    One more thing: as much as the players deserve our respect for what they have accomplished, we mustn’t leave out Coach Q and his new/old assistent coaches. They have done a wonderful job of turning this Hawks team into a serious Cup contender and they seem to have great chemistry together.
    As impressed as I am with the current point-streak, it’s obviously secondary to our ultimate goal. If the Hawks play as well as during the first half of the season, they have a legitimate shot of winning it all.

  8. @scott, I’m not the one giving up on Sharp. I’m driving the Sharp bandwagon. Statistically NHL productivity starts to decline when your 25, not 35. Sharp has been a late bloomer as his NHL point production actually kicked off when he was 25-26. Your body wears down with time and games played.

    I’m not about to compare anyone to Hossa or Teemu Selane or the likes.

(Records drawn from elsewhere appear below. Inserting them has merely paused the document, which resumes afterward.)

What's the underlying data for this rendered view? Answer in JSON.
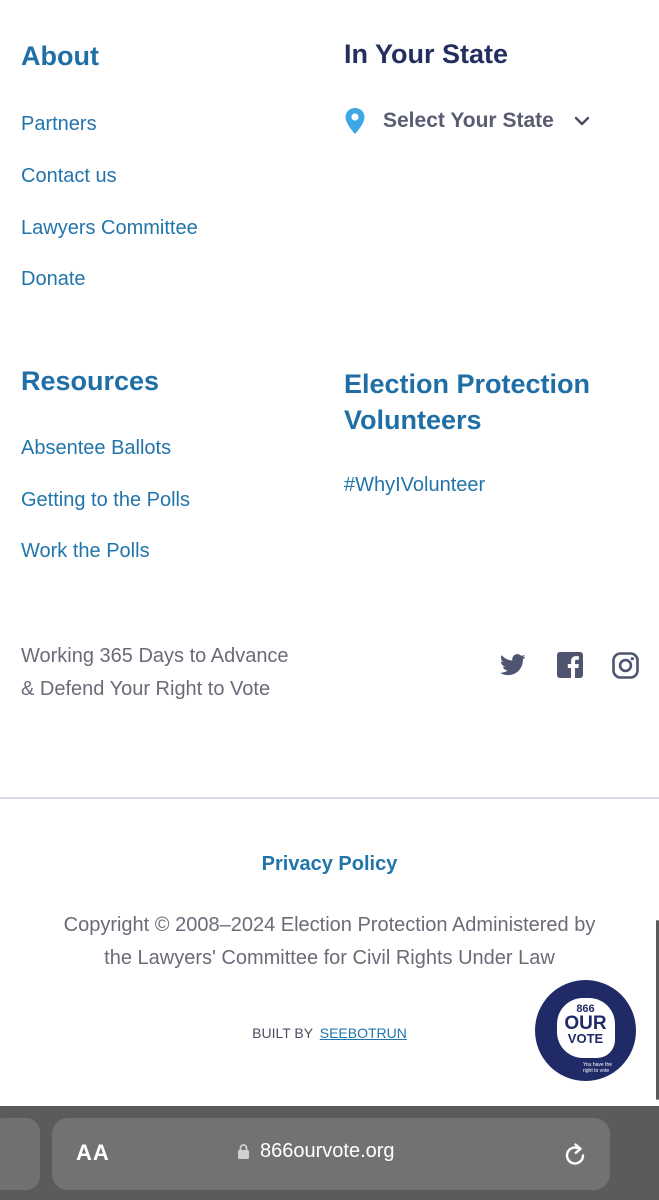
{
  "about": {
    "heading": "About",
    "links": [
      "Partners",
      "Contact us",
      "Lawyers Committee",
      "Donate"
    ]
  },
  "state": {
    "heading": "In Your State",
    "select_label": "Select Your State"
  },
  "resources": {
    "heading": "Resources",
    "links": [
      "Absentee Ballots",
      "Getting to the Polls",
      "Work the Polls"
    ]
  },
  "volunteers": {
    "heading_line1": "Election Protection",
    "heading_line2": "Volunteers",
    "link": "#WhyIVolunteer"
  },
  "tagline": {
    "line1": "Working 365 Days to Advance",
    "line2": "& Defend Your Right to Vote"
  },
  "social": [
    "twitter-icon",
    "facebook-icon",
    "instagram-icon"
  ],
  "footer": {
    "privacy": "Privacy Policy",
    "copyright_line1": "Copyright © 2008–2024 Election Protection Administered by",
    "copyright_line2": "the Lawyers' Committee for Civil Rights Under Law",
    "built_by_prefix": "BUILT BY",
    "built_by_link": "SEEBOTRUN"
  },
  "badge": {
    "line1": "866",
    "line2": "OUR",
    "line3": "VOTE",
    "line4": "You have the",
    "line5": "right to vote"
  },
  "browser": {
    "text_size_label": "AA",
    "url": "866ourvote.org"
  },
  "colors": {
    "link_blue": "#2275ab",
    "heading_navy": "#23305f",
    "badge_navy": "#1f2a66",
    "browser_bar": "#5b5b5d"
  }
}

Those guys are physical freaks. In your 30’s, all you can hope for is your productivity to maintain or decline as slowly as possible. If a player’s point statistics are increasing at that age, I would question whether or not that athlete is juicing.

    We traded Skille for Frolik. Yes Frolik is an awesome penalty killer and as I mentioned above, he eats those hard PK minutes for people who would otherwise have to do it. But 5-on-5, he is a crash test dummy on skates.

  9. Wow, That C for Sharp is harsh. I would give him a solid B. He has been all around the puck, getting a bunch of shots on goal, playing big minutes on the 2nd line with Kaner. I think it just shows that we grade people based on expectations, considering that you give Saad an A with the very next grade. Saad was also having a tough time finding the net (or even getting a shot off) in the beginning of the year, but is starting to break out last few games.

    Do’t get me wrong, I absolutely love Saad, I think the Teows line has finally found the elite Power Forward we have been searching for. He is definitely playing at A+ level laat few games, but if we are grading the entire first half (without expectations), I would I’d give both him & Sharp a solid B.

    By the way, we are going great, but with 3 of 4 C’s taking faceoffs at a 45% clip, we are at a huge disadvantage. We must improve, or make some sort of change.

    Could you have Sharp just take faceoffs for the 2nd line, but still have Bolland play C?

    Sharp was top 10 (7th?) in the league for faceoffs when he manned the 2nd line

Leave a Reply

Your email address will not be published. Required fields are marked *